Well, how do we avoid the itch and discomfort from insect and mosquito bites? In my household I rarely get bitten however with my wife it's a different story.She will get covered with bites pretty quickly.Now why is that? Some research indicates the "estrogen" content of women's skin may provide a source of insect attraction. Some researchers also feel that scented products found in perfume and skin and hair care products that may attract those pesky insects.
So now what do we do? Let's talk a bit about making your selves less of a target to prevent bites.
-- Use clothing as a barrier to cover your skin and that means long sleeves and pants to aid protection.
-- Keep window screens in good working order.
-- Avoid prime biting times such as early in the morning and evening as you are more likely to get bitten during dawn and dusk.
-- Use insect repellents safely, that means really "reading" the label on how and when to apply
-- Do not over apply, especially near wounds and cuts
-- Wash off with soap and water when you come inside
-- Avoid applying repellent to children's hands (they may put their fingers in the mouth)
-- Wear colors that "blend" in with the background, mosquitoes love color contrast
Check out the CDC: Insect Repellent Use and Safety webpage for more detailed information at www.cdc.gov/ncidod/dvbid/westnile/qa/insect_repellent.htm
Dr. Clifford W. Bassett is an assistant clinical professor of medicine at the Long Island College Hospital and on the faculty of NYU School of Medicine.He is the current vice chair for public education committee of the American Academy of Allergy, Asthma and Immunology.

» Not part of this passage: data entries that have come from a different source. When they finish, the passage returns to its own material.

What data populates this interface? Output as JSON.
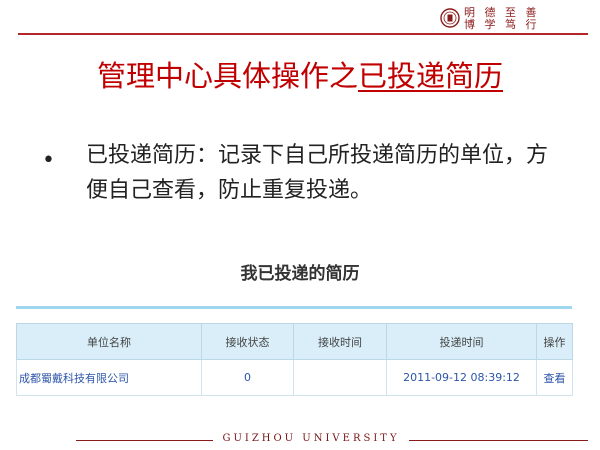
{
  "header": {
    "motto_line1": "明 德 至 善",
    "motto_line2": "博 学 笃 行"
  },
  "title": {
    "prefix": "管理中心具体操作之",
    "underlined": "已投递简历"
  },
  "bullet": {
    "text": "已投递简历：记录下自己所投递简历的单位，方便自己查看，防止重复投递。"
  },
  "embedded": {
    "heading": "我已投递的简历",
    "columns": [
      "单位名称",
      "接收状态",
      "接收时间",
      "投递时间",
      "操作"
    ],
    "rows": [
      {
        "company": "成都蜀戴科技有限公司",
        "status": "0",
        "received_time": "",
        "sent_time": "2011-09-12 08:39:12",
        "action": "查看"
      }
    ]
  },
  "footer": {
    "text": "GUIZHOU UNIVERSITY"
  },
  "colors": {
    "accent": "#c00000",
    "brand_dark": "#8b1a1a",
    "table_header_bg": "#d9eef8",
    "link_blue": "#2d56a8"
  }
}
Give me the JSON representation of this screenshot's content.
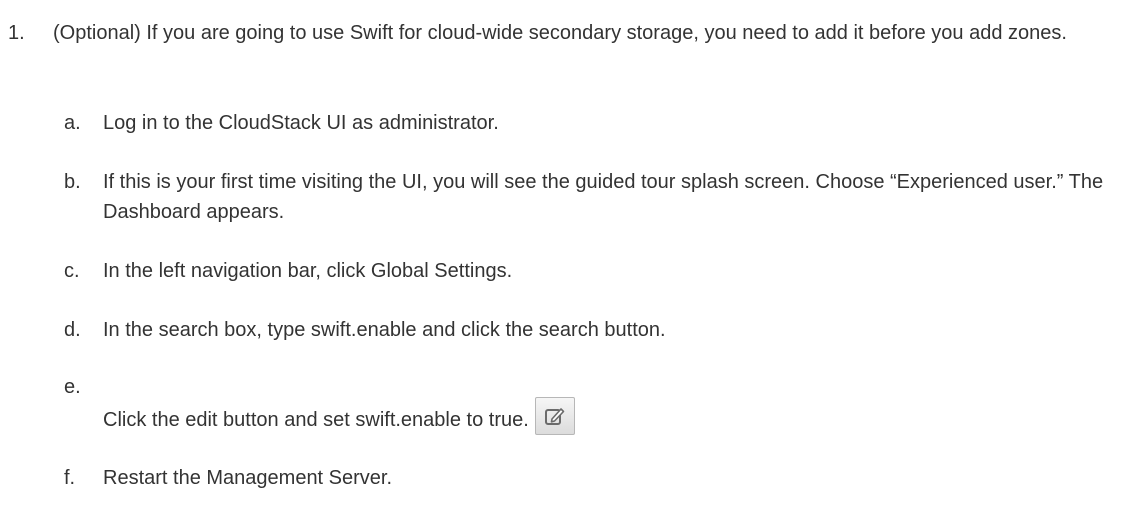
{
  "step": {
    "number": "1.",
    "text": "(Optional) If you are going to use Swift for cloud-wide secondary storage, you need to add it before you add zones."
  },
  "substeps": [
    {
      "label": "a.",
      "text": "Log in to the CloudStack UI as administrator."
    },
    {
      "label": "b.",
      "text": "If this is your first time visiting the UI, you will see the guided tour splash screen. Choose “Experienced user.” The Dashboard appears."
    },
    {
      "label": "c.",
      "text": "In the left navigation bar, click Global Settings."
    },
    {
      "label": "d.",
      "text": "In the search box, type swift.enable and click the search button."
    },
    {
      "label": "e.",
      "text": "Click the edit button and set swift.enable to true."
    },
    {
      "label": "f.",
      "text": "Restart the Management Server."
    }
  ],
  "icons": {
    "edit": "edit-icon"
  },
  "colors": {
    "text": "#333333",
    "icon_stroke": "#6b6b6b"
  }
}
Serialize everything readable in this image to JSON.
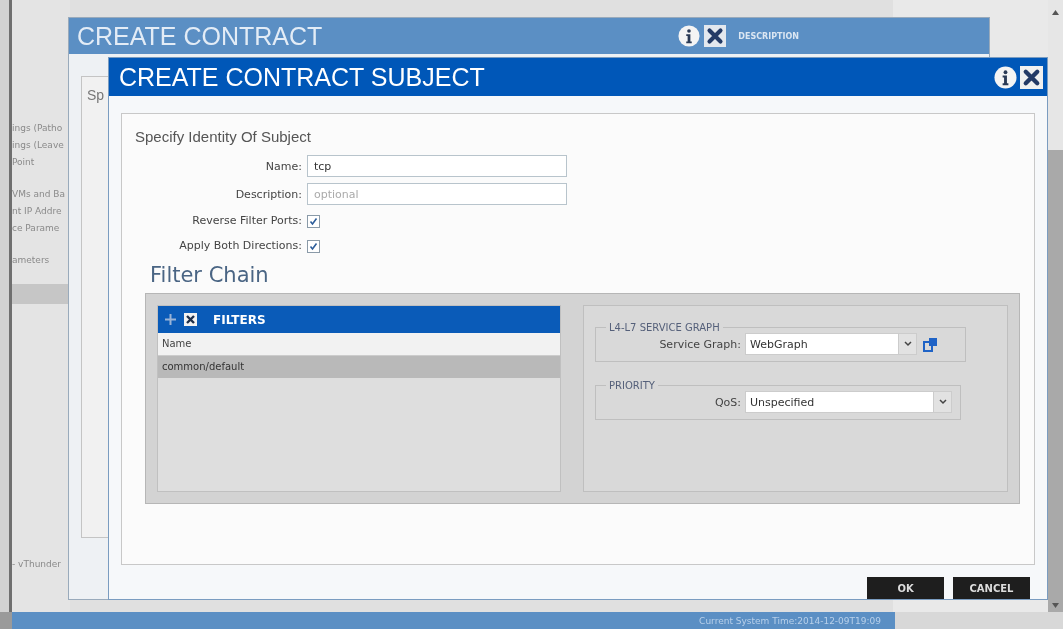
{
  "sidebar": {
    "groups": [
      [
        "ings (Patho",
        "ings (Leave",
        "Point"
      ],
      [
        "VMs and Ba",
        "nt IP Addre",
        "ce Parame"
      ],
      [
        "ameters"
      ]
    ],
    "footer_item": "- vThunder"
  },
  "background_dialog": {
    "title": "CREATE CONTRACT",
    "header_label": "DESCRIPTION",
    "panel_text": "Sp"
  },
  "dialog": {
    "title": "CREATE CONTRACT SUBJECT",
    "section_title": "Specify Identity Of Subject",
    "fields": [
      {
        "kind": "text",
        "label": "Name:",
        "value": "tcp"
      },
      {
        "kind": "text",
        "label": "Description:",
        "placeholder": "optional"
      },
      {
        "kind": "checkbox",
        "label": "Reverse Filter Ports:",
        "checked": true
      },
      {
        "kind": "checkbox",
        "label": "Apply Both Directions:",
        "checked": true
      }
    ],
    "filter_chain": {
      "title": "Filter Chain",
      "filters": {
        "title": "FILTERS",
        "columns": [
          "Name"
        ],
        "rows": [
          {
            "name": "common/default",
            "selected": true
          }
        ]
      },
      "service_graph": {
        "legend": "L4-L7 SERVICE GRAPH",
        "label": "Service Graph:",
        "value": "WebGraph"
      },
      "priority": {
        "legend": "PRIORITY",
        "label": "QoS:",
        "value": "Unspecified"
      }
    },
    "buttons": [
      "OK",
      "CANCEL"
    ]
  },
  "status_bar": {
    "text": "Current System Time:2014-12-09T19:09"
  }
}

No information in this blog is intended to diagnose or treat any condition.
Dr. Clifford Bassett is an adult and pediatric allergy specialist, and diplomate of the American Board of Allergy and Immunology. He is the medical director of Allergy and Asthma Care of NY and author of "The New Allergy Solution: Super-Charge Resistance, Slash Medication, Stop Suffering." Bassett is a clinical assistant professor of medicine and on the teaching faculty of NYU School of Medicine and NYU Langone Medical Center, and faculty at Cornell University Medical College. Follow him on Twitter.